What this task involves: Repeat all of the data precisely.

Data supplied:
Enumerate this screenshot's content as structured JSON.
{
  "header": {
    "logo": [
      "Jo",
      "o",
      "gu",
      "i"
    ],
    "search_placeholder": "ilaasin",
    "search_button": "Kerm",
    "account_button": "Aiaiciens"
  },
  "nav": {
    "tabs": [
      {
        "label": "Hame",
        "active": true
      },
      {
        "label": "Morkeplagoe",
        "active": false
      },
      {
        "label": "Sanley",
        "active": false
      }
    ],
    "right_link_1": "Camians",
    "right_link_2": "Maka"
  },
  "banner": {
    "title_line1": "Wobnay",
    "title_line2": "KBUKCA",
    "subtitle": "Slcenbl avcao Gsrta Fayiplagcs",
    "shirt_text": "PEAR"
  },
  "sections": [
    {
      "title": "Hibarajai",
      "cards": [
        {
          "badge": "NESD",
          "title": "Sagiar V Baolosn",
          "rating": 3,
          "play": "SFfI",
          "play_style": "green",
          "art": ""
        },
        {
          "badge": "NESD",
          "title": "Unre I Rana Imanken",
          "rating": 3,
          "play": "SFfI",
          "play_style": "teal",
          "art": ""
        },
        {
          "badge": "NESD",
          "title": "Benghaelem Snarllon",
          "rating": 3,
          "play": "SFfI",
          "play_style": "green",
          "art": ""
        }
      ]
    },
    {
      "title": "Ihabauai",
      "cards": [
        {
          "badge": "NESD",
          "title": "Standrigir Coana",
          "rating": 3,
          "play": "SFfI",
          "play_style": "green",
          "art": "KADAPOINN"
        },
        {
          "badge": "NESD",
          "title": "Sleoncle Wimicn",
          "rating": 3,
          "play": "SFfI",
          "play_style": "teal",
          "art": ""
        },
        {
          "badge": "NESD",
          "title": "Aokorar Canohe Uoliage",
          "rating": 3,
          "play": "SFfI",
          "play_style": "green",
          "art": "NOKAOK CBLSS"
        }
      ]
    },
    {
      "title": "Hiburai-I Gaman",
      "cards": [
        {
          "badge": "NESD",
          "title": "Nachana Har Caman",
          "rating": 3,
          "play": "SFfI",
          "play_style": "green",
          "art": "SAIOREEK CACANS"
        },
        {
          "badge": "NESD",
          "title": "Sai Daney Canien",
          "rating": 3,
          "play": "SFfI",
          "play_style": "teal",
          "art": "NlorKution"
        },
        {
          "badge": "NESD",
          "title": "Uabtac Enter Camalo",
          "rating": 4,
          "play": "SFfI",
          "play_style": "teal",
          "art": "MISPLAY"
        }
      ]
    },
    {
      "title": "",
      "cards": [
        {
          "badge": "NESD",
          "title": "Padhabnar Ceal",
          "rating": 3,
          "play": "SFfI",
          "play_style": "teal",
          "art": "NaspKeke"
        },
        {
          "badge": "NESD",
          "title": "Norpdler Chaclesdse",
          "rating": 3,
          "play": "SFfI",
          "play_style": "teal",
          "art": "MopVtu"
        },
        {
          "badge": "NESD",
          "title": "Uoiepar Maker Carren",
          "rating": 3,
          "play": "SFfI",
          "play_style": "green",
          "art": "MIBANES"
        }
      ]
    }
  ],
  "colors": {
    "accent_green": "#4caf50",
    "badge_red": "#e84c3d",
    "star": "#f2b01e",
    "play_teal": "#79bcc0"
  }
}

Response to this exercise:
Enumerate this screenshot's content as structured JSON.
{
  "header": {
    "logo": [
      "Jo",
      "o",
      "gu",
      "i"
    ],
    "search_placeholder": "ilaasin",
    "search_button": "Kerm",
    "account_button": "Aiaiciens"
  },
  "nav": {
    "tabs": [
      {
        "label": "Hame",
        "active": true
      },
      {
        "label": "Morkeplagoe",
        "active": false
      },
      {
        "label": "Sanley",
        "active": false
      }
    ],
    "right_link_1": "Camians",
    "right_link_2": "Maka"
  },
  "banner": {
    "title_line1": "Wobnay",
    "title_line2": "KBUKCA",
    "subtitle": "Slcenbl avcao Gsrta Fayiplagcs",
    "shirt_text": "PEAR"
  },
  "sections": [
    {
      "title": "Hibarajai",
      "cards": [
        {
          "badge": "NESD",
          "title": "Sagiar V Baolosn",
          "rating": 3,
          "play": "SFfI",
          "play_style": "green",
          "art": ""
        },
        {
          "badge": "NESD",
          "title": "Unre I Rana Imanken",
          "rating": 3,
          "play": "SFfI",
          "play_style": "teal",
          "art": ""
        },
        {
          "badge": "NESD",
          "title": "Benghaelem Snarllon",
          "rating": 3,
          "play": "SFfI",
          "play_style": "green",
          "art": ""
        }
      ]
    },
    {
      "title": "Ihabauai",
      "cards": [
        {
          "badge": "NESD",
          "title": "Standrigir Coana",
          "rating": 3,
          "play": "SFfI",
          "play_style": "green",
          "art": "KADAPOINN"
        },
        {
          "badge": "NESD",
          "title": "Sleoncle Wimicn",
          "rating": 3,
          "play": "SFfI",
          "play_style": "teal",
          "art": ""
        },
        {
          "badge": "NESD",
          "title": "Aokorar Canohe Uoliage",
          "rating": 3,
          "play": "SFfI",
          "play_style": "green",
          "art": "NOKAOK CBLSS"
        }
      ]
    },
    {
      "title": "Hiburai-I Gaman",
      "cards": [
        {
          "badge": "NESD",
          "title": "Nachana Har Caman",
          "rating": 3,
          "play": "SFfI",
          "play_style": "green",
          "art": "SAIOREEK CACANS"
        },
        {
          "badge": "NESD",
          "title": "Sai Daney Canien",
          "rating": 3,
          "play": "SFfI",
          "play_style": "teal",
          "art": "NlorKution"
        },
        {
          "badge": "NESD",
          "title": "Uabtac Enter Camalo",
          "rating": 4,
          "play": "SFfI",
          "play_style": "teal",
          "art": "MISPLAY"
        }
      ]
    },
    {
      "title": "",
      "cards": [
        {
          "badge": "NESD",
          "title": "Padhabnar Ceal",
          "rating": 3,
          "play": "SFfI",
          "play_style": "teal",
          "art": "NaspKeke"
        },
        {
          "badge": "NESD",
          "title": "Norpdler Chaclesdse",
          "rating": 3,
          "play": "SFfI",
          "play_style": "teal",
          "art": "MopVtu"
        },
        {
          "badge": "NESD",
          "title": "Uoiepar Maker Carren",
          "rating": 3,
          "play": "SFfI",
          "play_style": "green",
          "art": "MIBANES"
        }
      ]
    }
  ],
  "colors": {
    "accent_green": "#4caf50",
    "badge_red": "#e84c3d",
    "star": "#f2b01e",
    "play_teal": "#79bcc0"
  }
}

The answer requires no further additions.